The report cited senior coalition officials who said an announcement is expected in the coming week regarding another meeting of the Supreme Planning Council (SPC) to approve thousands of new homes for marketing and construction in several localities. The move follows the coalition agreements requiring such approvals to be issued once every quarter.
The same senior coalition officials said the United States had been informed in advance of the move so as not to surprise the Biden administration and not to be accused once more of constructing homes behind the president’s back.
Back in March 2010, Israel’s Interior Ministry announced plans for 1,600 new housing units in the Ramat Shlomo neighborhood in eastern Jerusalem while then-Vice President Joe Biden was on a state visit to Israel. Biden issued a sharp condemnation, accusing Israel of undermining US trust and harming reconciliation talks with the PA.
This time around, although the administration has been alerted, it is still expected to condemn the decision, but at least the sharp rebuke will be coordinated in advance.
Also, the coalition parties behind the move (I’m talking to you, Bezalel Smotrich) were asked not to celebrate the move publicly or show excessive glee at the decision, but to be humble as much as possible to keep public attention to a minimum.
I kid you not.
Meanwhile, speaking of Smotrich, next week, the Civil Administration which now is under his jurisdiction, will discuss the objections to a construction plan in area E1 beyond the green line, near Maale Adumim. The plan came under international criticism because construction in this area is expected to cut off the northern part of the PA from the southern part, making it near-impossible to establish a contiguous Palestinian state in the future.
According to Haaretz, this discussion will be the third one dealing with objections to the plan, after which it will be moved to the final stage of planning approval by the Civil Administration.
But don’t look too happy, people are watching.
E1 is an area of 12 square kilometers that is currently part of Maale Adumim and extends north and west of this municipality. Plans for construction in the area have existed since the Rabin government, but their implementation has been delayed since 2005 under international pressure.
In 2013, a discussion was held in the Planning Council of the Civil Administration to promote the plans for construction in the area at the initiative of Prime Minister Benjamin Netanyahu, and they were approved. Britain and France threatened to recall their ambassadors from Israel, then came the elections, and the plans have been frozen ever since.

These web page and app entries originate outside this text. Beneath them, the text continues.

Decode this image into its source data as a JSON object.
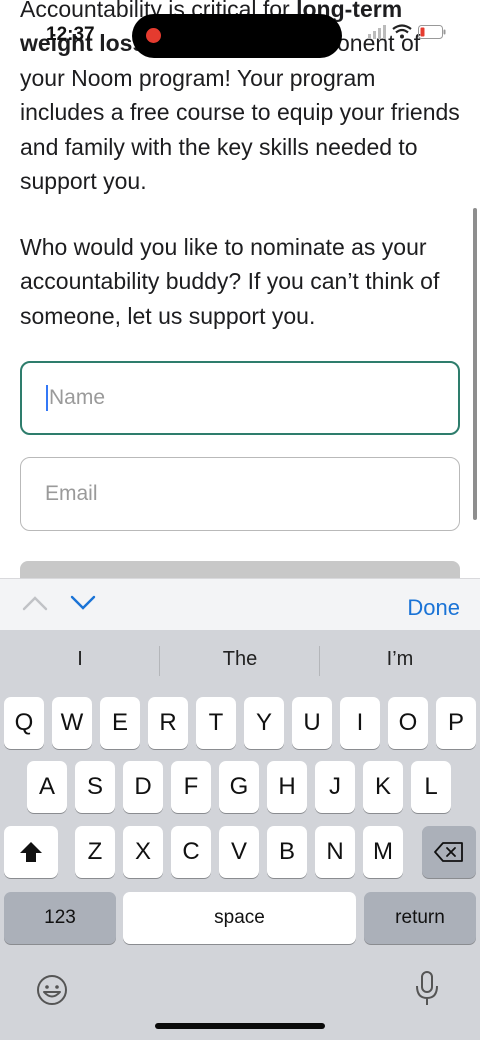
{
  "status": {
    "time": "12:37"
  },
  "content": {
    "p1_part1": "Accountability is critical for ",
    "p1_bold1": "long-term weight loss",
    "p1_part2": " and is a key component of your Noom program! Your program includes a free course to equip your friends and family with the key skills needed to support you.",
    "p2": "Who would you like to nominate as your accountability buddy? If you can’t think of someone, let us support you."
  },
  "form": {
    "name_placeholder": "Name",
    "email_placeholder": "Email"
  },
  "accessory": {
    "done_label": "Done"
  },
  "keyboard": {
    "suggestions": [
      "I",
      "The",
      "I’m"
    ],
    "row1": [
      "Q",
      "W",
      "E",
      "R",
      "T",
      "Y",
      "U",
      "I",
      "O",
      "P"
    ],
    "row2": [
      "A",
      "S",
      "D",
      "F",
      "G",
      "H",
      "J",
      "K",
      "L"
    ],
    "row3": [
      "Z",
      "X",
      "C",
      "V",
      "B",
      "N",
      "M"
    ],
    "numbers_label": "123",
    "space_label": "space",
    "return_label": "return"
  },
  "icons": {
    "shift": "shift-icon",
    "delete": "backspace-icon",
    "emoji": "emoji-icon",
    "mic": "microphone-icon",
    "prev": "chevron-up-icon",
    "next": "chevron-down-icon"
  }
}
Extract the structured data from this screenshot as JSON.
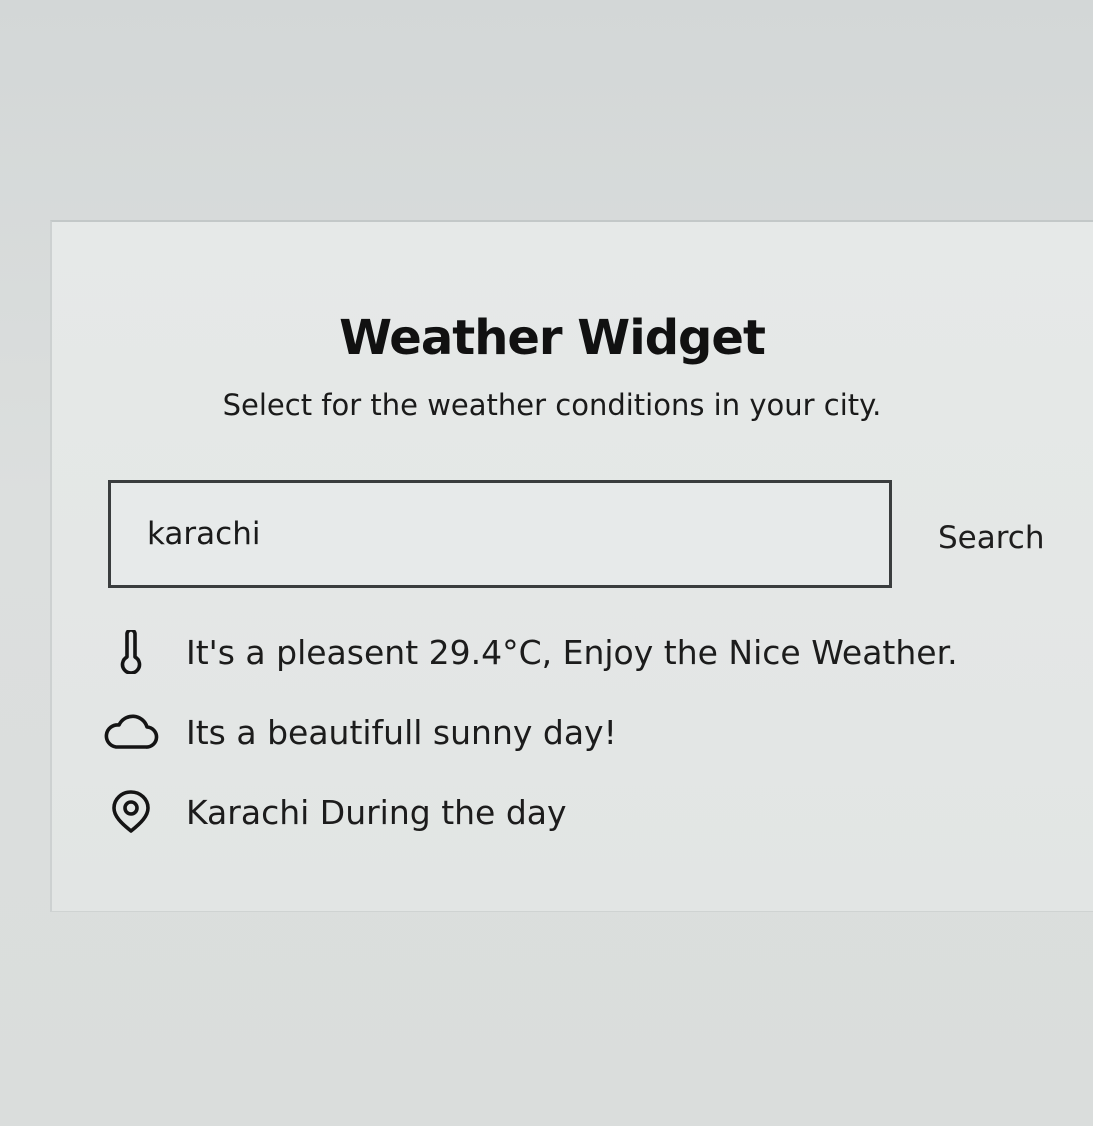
{
  "widget": {
    "title": "Weather Widget",
    "subtitle": "Select for the weather conditions in your city."
  },
  "search": {
    "value": "karachi",
    "placeholder": "",
    "button_label": "Search"
  },
  "results": [
    {
      "icon": "thermometer-icon",
      "text": "It's a pleasent 29.4°C, Enjoy the Nice Weather."
    },
    {
      "icon": "cloud-icon",
      "text": "Its a beautifull sunny day!"
    },
    {
      "icon": "location-pin-icon",
      "text": "Karachi During the day"
    }
  ]
}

Construction in E1 would probably involve, at last, the removal of Khan al-Ahmar, the fake Bedouin settlement the Palestinian Authority planted there to prevent the urban crawl between Maale Adumim and Jerusalem that would once and for all quash the plans of a Palestinian State.